**Exercise brief**
Gather all lines with "data" from the records.

**Records**

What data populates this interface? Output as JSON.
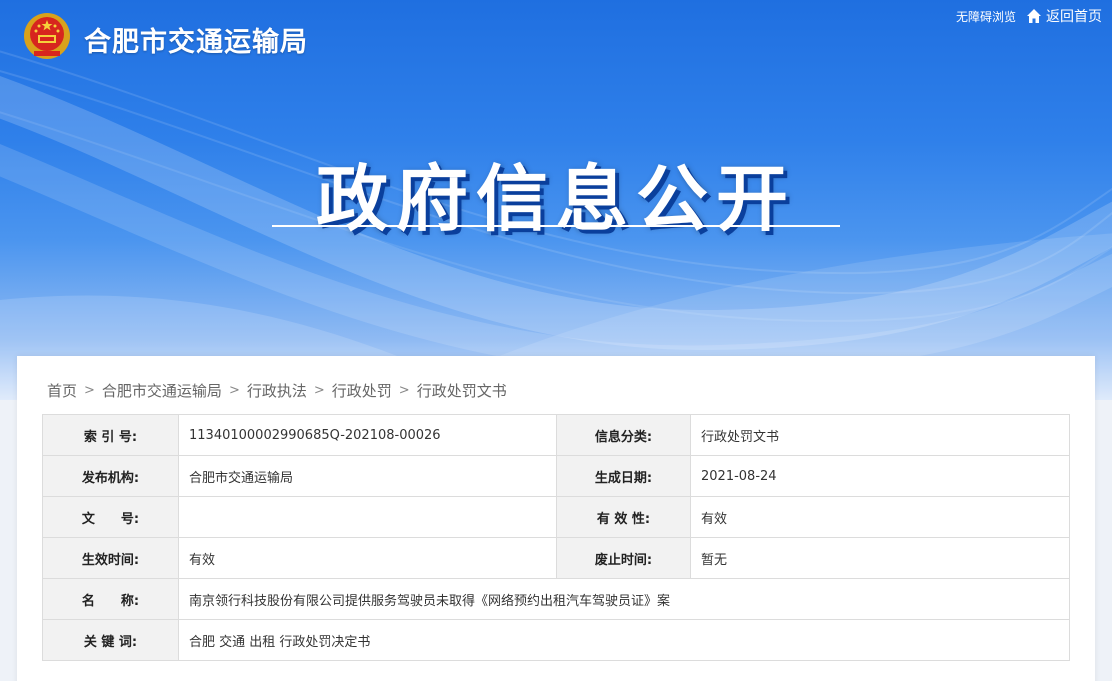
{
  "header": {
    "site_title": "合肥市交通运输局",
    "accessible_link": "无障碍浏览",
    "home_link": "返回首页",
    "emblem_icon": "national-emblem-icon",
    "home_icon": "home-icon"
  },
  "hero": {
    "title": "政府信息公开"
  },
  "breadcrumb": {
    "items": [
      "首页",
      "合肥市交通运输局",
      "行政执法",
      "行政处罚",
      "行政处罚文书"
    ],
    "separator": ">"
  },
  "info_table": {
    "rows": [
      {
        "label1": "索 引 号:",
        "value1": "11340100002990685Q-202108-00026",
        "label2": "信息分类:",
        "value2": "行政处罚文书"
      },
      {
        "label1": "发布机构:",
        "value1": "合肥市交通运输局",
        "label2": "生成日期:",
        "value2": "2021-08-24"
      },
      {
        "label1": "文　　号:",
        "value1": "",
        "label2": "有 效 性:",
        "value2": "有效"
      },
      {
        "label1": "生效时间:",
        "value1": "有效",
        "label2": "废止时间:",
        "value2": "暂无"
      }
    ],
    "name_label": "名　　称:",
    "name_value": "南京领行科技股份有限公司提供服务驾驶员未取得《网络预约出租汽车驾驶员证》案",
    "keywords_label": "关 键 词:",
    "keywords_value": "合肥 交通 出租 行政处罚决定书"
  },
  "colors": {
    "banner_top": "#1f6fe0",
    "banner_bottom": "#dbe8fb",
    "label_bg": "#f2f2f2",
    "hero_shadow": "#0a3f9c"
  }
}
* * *
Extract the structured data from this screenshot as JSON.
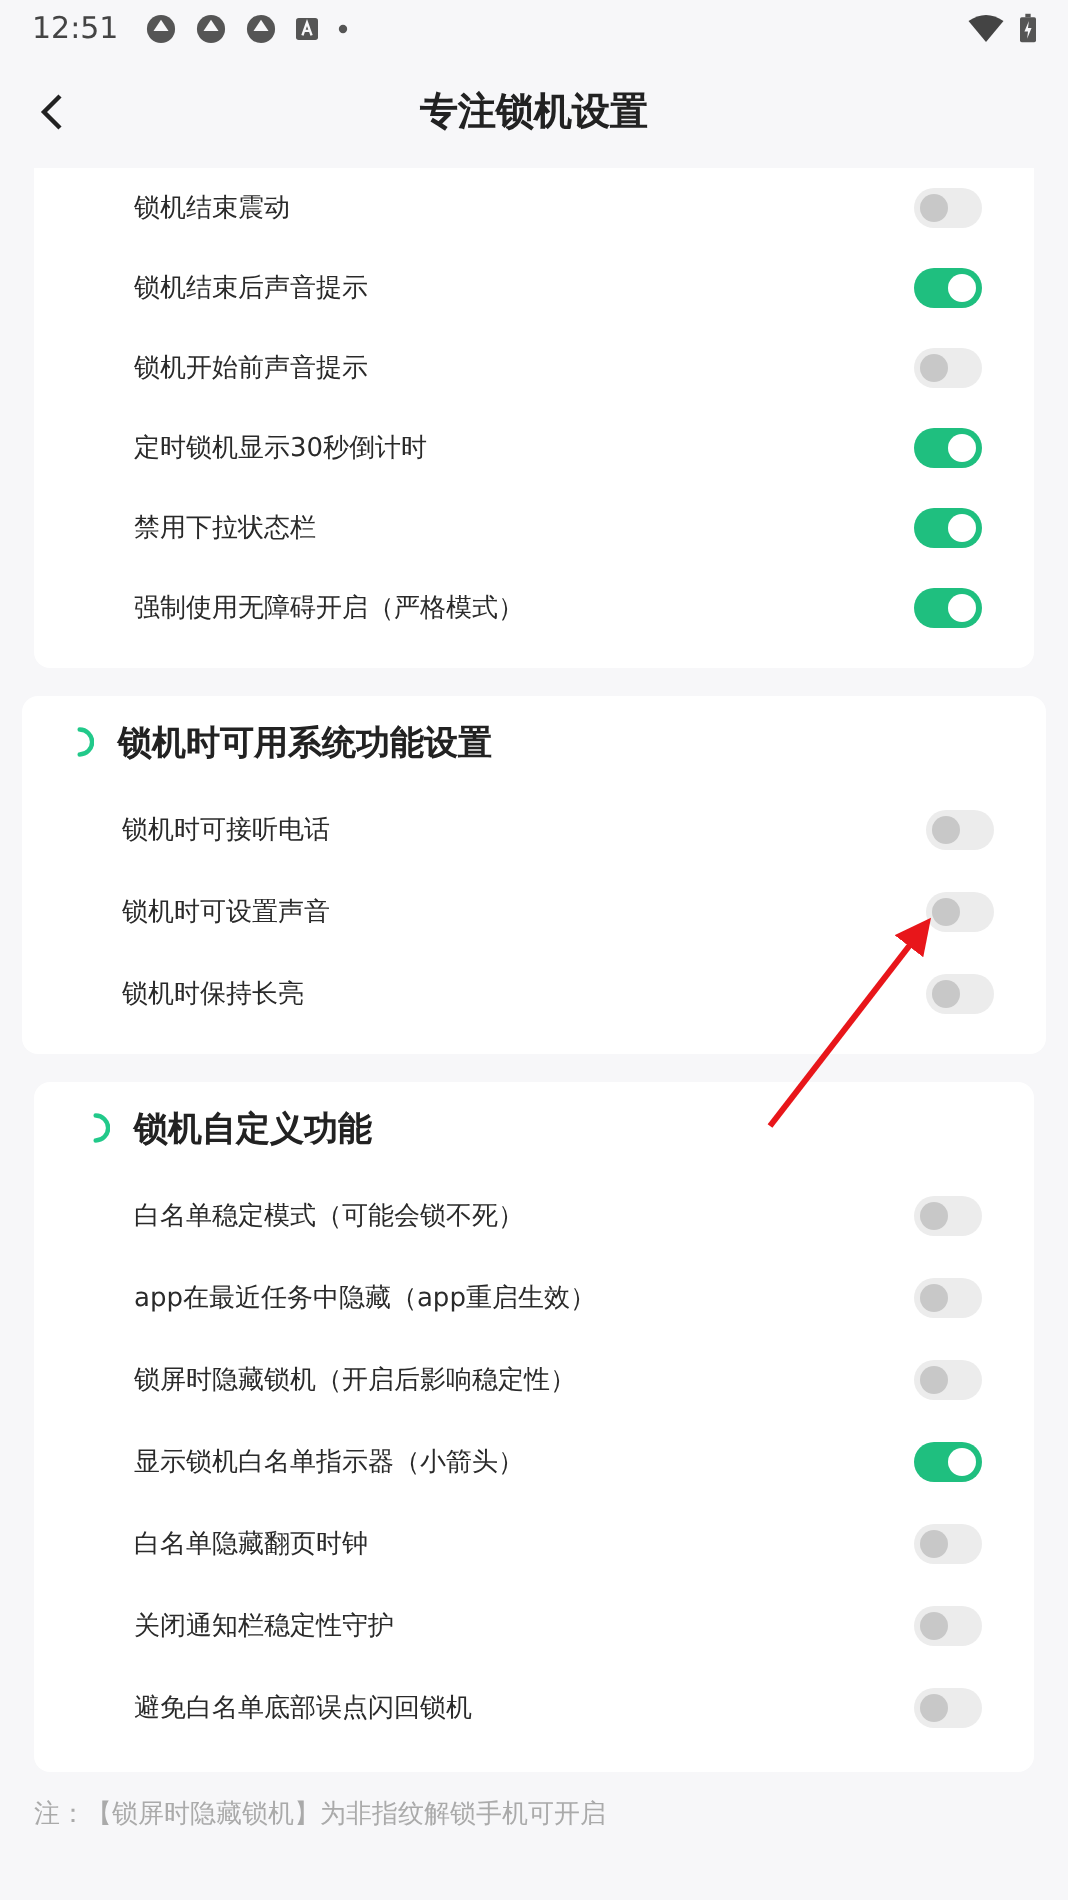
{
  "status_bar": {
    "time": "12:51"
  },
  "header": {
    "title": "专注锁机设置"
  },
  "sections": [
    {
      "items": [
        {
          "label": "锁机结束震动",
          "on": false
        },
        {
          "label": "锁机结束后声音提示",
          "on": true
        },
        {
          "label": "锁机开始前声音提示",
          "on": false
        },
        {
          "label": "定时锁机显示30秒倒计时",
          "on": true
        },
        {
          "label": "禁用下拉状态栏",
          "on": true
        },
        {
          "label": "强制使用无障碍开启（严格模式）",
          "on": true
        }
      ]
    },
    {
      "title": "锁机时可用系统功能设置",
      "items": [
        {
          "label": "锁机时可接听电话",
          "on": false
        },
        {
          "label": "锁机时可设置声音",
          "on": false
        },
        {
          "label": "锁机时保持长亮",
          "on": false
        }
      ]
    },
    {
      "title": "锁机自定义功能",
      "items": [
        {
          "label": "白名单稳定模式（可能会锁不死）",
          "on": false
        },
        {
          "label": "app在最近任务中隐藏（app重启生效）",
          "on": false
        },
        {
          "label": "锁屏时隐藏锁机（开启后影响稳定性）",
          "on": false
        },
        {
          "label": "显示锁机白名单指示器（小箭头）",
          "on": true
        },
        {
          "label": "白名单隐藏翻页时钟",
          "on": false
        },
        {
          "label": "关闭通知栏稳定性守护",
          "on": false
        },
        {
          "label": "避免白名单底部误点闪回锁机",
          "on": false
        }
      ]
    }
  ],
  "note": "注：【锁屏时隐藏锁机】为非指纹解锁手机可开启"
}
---
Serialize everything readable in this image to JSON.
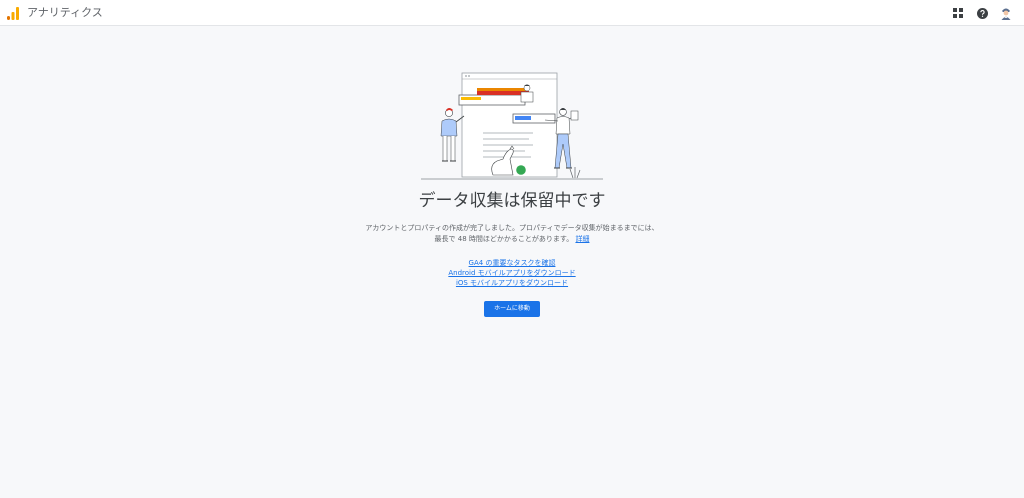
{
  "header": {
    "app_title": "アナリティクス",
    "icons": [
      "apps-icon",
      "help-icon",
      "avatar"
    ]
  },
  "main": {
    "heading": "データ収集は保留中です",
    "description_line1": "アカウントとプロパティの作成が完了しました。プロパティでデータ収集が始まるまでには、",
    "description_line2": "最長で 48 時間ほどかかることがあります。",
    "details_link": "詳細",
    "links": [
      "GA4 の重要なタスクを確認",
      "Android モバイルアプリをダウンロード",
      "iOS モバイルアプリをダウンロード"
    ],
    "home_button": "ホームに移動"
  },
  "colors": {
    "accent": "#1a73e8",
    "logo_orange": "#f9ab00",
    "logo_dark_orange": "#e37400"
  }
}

**Exercise output**
What data populates this interface? Output as JSON.
Extract the structured data from this screenshot as JSON.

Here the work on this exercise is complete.